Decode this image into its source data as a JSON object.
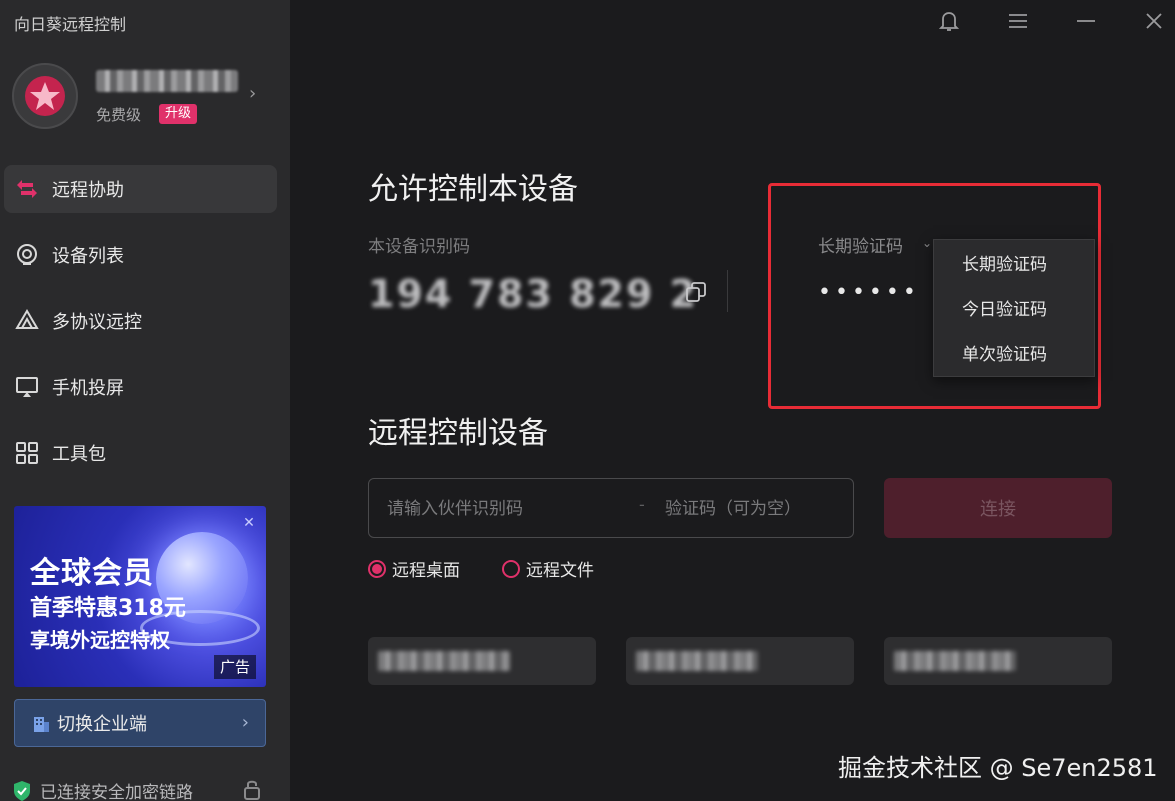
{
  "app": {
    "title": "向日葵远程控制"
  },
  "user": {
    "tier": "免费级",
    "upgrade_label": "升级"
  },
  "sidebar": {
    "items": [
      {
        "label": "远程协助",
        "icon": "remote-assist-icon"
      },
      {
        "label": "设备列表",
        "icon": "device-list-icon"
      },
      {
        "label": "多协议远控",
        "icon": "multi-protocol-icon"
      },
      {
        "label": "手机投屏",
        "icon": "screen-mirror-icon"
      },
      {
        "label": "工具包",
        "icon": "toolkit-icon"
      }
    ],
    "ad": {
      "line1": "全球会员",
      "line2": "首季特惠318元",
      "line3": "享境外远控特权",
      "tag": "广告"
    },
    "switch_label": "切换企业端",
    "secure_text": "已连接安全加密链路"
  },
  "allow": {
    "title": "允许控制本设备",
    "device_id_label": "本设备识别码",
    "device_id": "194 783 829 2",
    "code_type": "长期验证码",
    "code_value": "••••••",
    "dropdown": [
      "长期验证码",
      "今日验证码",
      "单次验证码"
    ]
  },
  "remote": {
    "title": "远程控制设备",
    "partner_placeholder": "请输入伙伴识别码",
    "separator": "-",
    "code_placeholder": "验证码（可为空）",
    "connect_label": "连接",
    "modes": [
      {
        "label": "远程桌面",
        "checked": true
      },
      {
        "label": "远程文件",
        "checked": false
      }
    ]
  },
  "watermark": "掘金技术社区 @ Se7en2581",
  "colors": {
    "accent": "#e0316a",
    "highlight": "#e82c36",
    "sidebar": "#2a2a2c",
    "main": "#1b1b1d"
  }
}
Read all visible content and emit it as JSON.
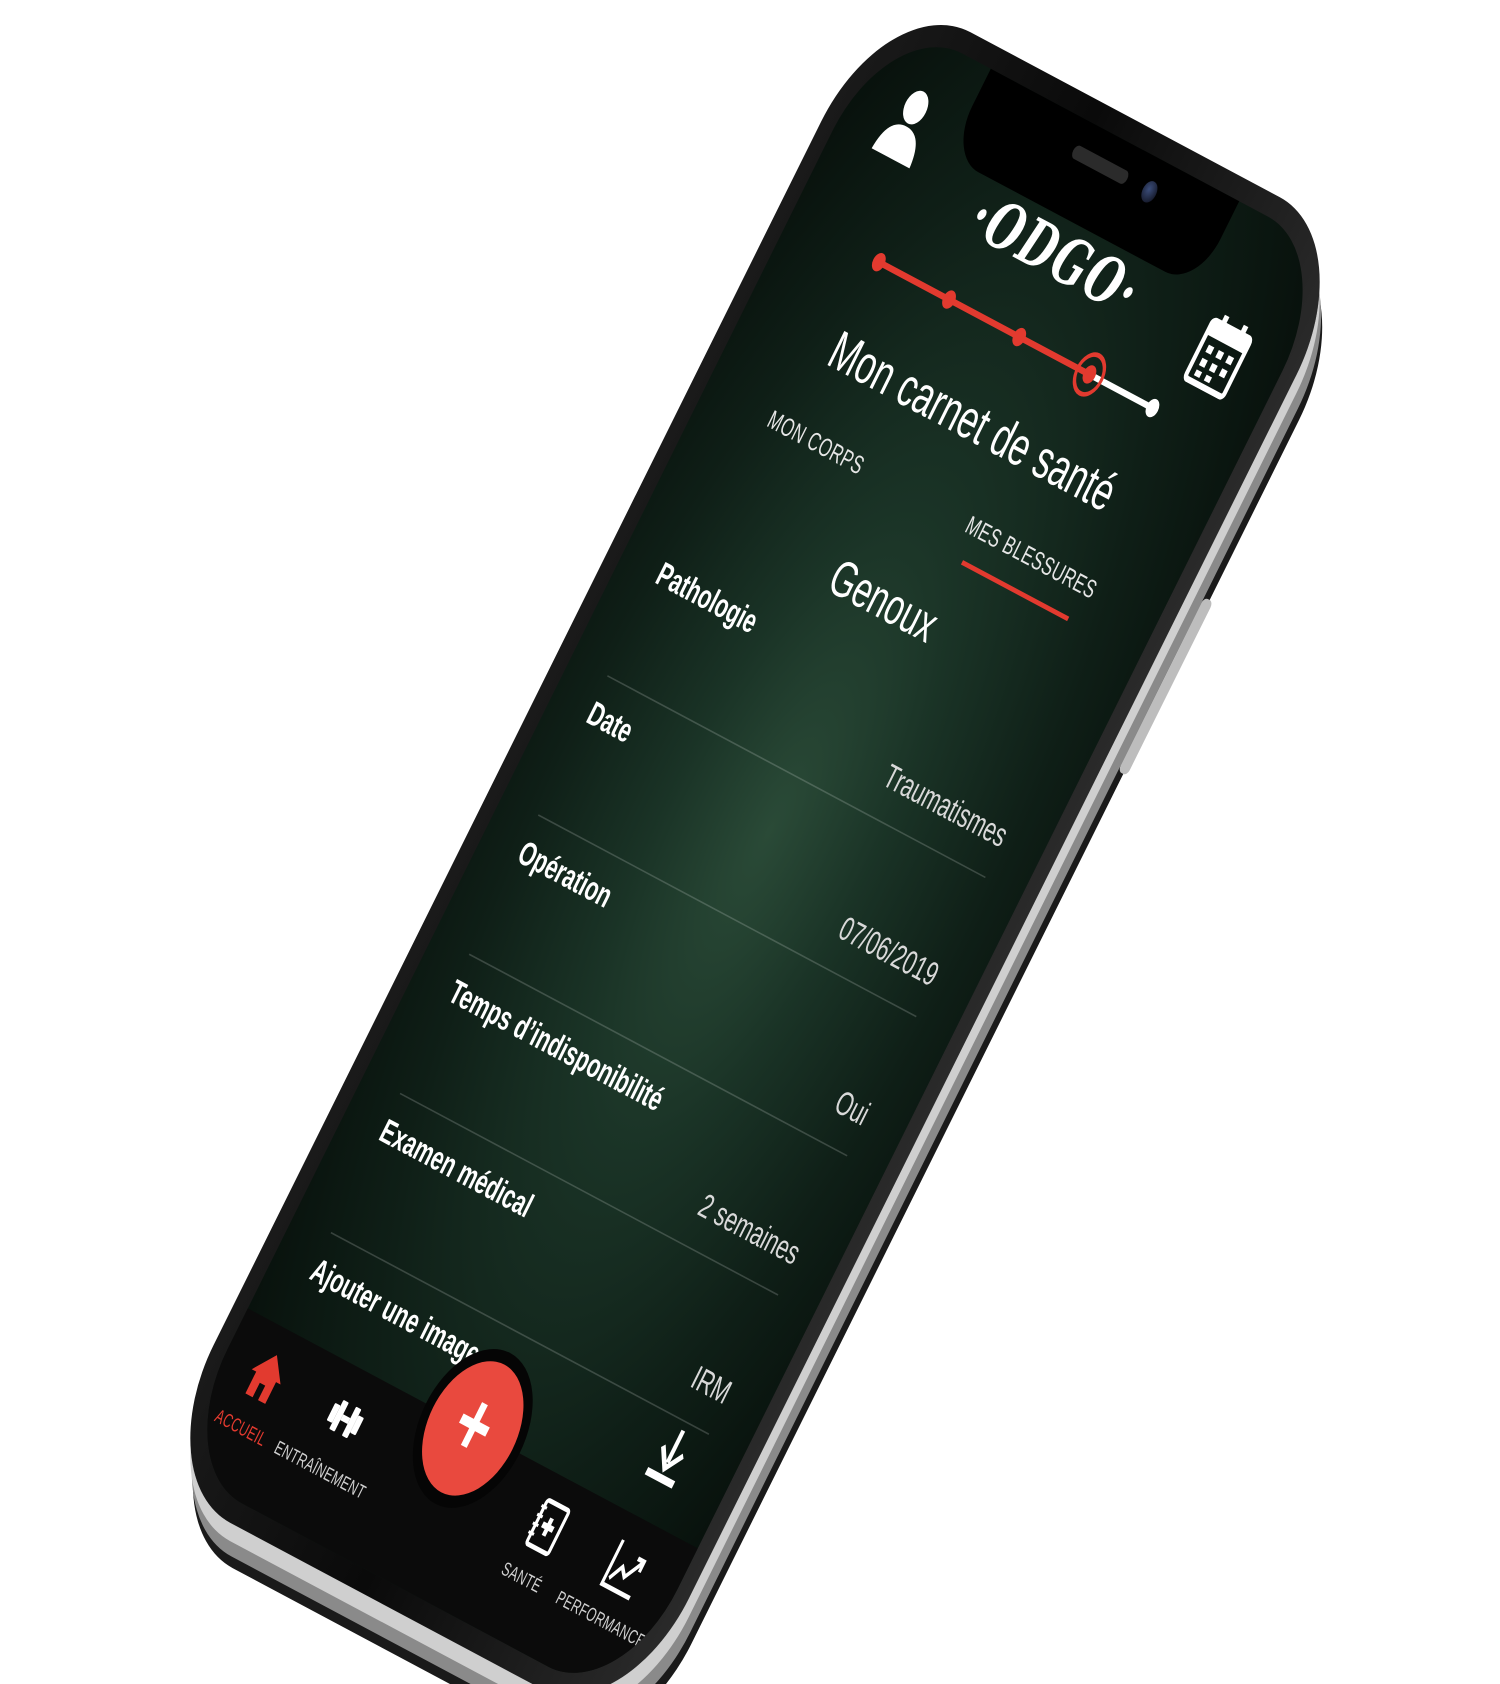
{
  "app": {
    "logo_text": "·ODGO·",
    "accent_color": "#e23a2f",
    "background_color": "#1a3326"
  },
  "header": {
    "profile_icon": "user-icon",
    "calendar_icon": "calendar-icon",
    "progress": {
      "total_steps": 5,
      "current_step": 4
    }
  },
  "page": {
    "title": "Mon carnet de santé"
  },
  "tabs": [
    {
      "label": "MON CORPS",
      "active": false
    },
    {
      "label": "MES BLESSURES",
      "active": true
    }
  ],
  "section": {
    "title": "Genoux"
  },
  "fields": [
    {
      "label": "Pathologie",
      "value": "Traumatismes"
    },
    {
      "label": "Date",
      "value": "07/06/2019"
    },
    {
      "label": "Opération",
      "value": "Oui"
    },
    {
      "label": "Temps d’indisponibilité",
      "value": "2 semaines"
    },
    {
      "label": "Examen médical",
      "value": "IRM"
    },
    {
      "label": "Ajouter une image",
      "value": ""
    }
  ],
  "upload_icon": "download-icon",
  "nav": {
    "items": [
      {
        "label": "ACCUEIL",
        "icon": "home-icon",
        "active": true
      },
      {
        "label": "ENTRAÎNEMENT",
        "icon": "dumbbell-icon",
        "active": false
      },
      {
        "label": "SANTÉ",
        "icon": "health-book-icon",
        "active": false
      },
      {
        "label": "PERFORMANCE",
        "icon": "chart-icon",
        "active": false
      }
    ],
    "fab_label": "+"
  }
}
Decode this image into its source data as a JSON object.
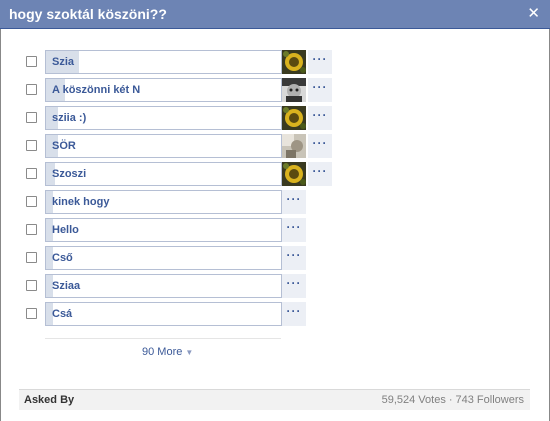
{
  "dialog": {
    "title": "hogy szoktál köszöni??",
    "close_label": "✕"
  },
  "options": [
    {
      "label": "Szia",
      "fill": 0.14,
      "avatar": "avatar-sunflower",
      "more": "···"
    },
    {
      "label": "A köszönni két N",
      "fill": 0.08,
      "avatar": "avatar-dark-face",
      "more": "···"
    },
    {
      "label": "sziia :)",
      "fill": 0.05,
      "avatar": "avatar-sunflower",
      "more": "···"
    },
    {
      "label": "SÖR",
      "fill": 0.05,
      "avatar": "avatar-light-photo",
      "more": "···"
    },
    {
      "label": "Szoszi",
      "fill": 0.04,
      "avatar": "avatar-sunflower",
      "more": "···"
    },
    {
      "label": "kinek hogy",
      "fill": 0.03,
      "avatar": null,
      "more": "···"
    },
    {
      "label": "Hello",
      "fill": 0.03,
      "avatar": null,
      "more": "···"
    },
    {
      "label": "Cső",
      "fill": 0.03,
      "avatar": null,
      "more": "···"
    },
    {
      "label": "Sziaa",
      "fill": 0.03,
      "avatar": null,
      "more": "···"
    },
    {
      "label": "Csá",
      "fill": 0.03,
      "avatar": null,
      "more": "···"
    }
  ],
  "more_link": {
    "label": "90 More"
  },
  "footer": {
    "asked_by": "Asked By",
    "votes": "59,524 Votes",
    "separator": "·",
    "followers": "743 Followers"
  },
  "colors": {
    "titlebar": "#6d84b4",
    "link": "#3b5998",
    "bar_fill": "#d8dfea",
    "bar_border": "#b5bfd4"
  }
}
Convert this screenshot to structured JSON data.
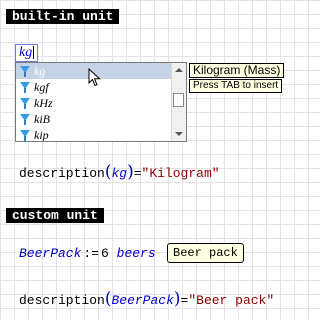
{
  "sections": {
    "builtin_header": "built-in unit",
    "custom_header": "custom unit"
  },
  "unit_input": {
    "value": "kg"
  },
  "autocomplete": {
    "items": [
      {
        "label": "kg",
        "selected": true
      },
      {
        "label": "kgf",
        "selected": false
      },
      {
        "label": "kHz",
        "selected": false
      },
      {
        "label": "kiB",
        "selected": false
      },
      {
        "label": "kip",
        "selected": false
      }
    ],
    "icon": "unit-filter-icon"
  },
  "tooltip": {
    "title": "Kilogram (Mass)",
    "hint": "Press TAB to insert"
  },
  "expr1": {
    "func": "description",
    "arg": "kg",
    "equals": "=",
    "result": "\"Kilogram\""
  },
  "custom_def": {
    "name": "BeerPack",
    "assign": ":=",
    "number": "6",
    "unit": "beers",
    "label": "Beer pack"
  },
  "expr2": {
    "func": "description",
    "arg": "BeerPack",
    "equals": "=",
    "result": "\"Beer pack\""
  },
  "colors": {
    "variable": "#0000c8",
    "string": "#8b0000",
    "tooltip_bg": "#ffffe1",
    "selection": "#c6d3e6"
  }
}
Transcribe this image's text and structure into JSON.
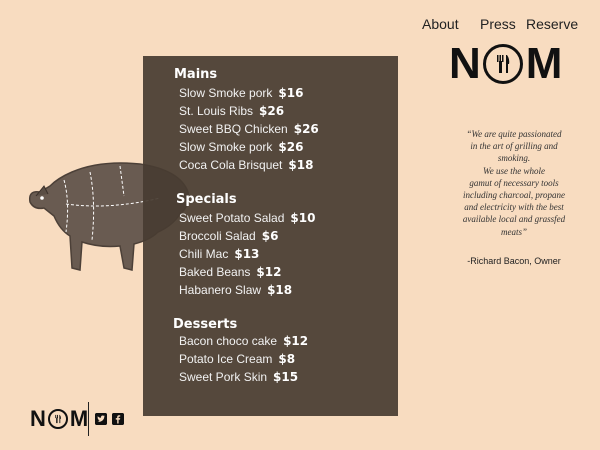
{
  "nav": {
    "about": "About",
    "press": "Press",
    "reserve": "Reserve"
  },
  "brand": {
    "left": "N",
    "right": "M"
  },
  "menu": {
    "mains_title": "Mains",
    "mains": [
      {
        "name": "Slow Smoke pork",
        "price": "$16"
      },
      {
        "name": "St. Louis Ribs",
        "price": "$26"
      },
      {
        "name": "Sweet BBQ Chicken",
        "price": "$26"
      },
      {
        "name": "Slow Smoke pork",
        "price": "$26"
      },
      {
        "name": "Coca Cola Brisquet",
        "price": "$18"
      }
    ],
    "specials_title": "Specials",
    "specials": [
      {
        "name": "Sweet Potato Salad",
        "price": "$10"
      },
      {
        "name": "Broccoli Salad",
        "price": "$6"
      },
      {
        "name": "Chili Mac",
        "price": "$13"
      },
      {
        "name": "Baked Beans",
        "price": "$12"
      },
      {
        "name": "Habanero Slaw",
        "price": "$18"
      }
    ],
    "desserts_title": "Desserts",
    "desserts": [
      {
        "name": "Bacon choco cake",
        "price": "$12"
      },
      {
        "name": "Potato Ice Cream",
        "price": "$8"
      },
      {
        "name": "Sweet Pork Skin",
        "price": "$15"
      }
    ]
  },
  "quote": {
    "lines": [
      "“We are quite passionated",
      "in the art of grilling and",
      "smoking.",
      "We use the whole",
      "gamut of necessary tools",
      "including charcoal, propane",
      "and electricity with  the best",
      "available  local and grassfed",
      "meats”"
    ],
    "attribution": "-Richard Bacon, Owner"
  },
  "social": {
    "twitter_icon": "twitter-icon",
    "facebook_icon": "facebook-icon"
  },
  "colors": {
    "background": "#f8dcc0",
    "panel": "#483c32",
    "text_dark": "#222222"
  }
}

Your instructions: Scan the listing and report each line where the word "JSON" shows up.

Written solution:
Decode this image into its source data as a JSON object.
Read all visible content and emit it as JSON.
Decode this image into its source data as a JSON object.
Convert this screenshot to structured JSON data.
Transcribe this image's text and structure into JSON.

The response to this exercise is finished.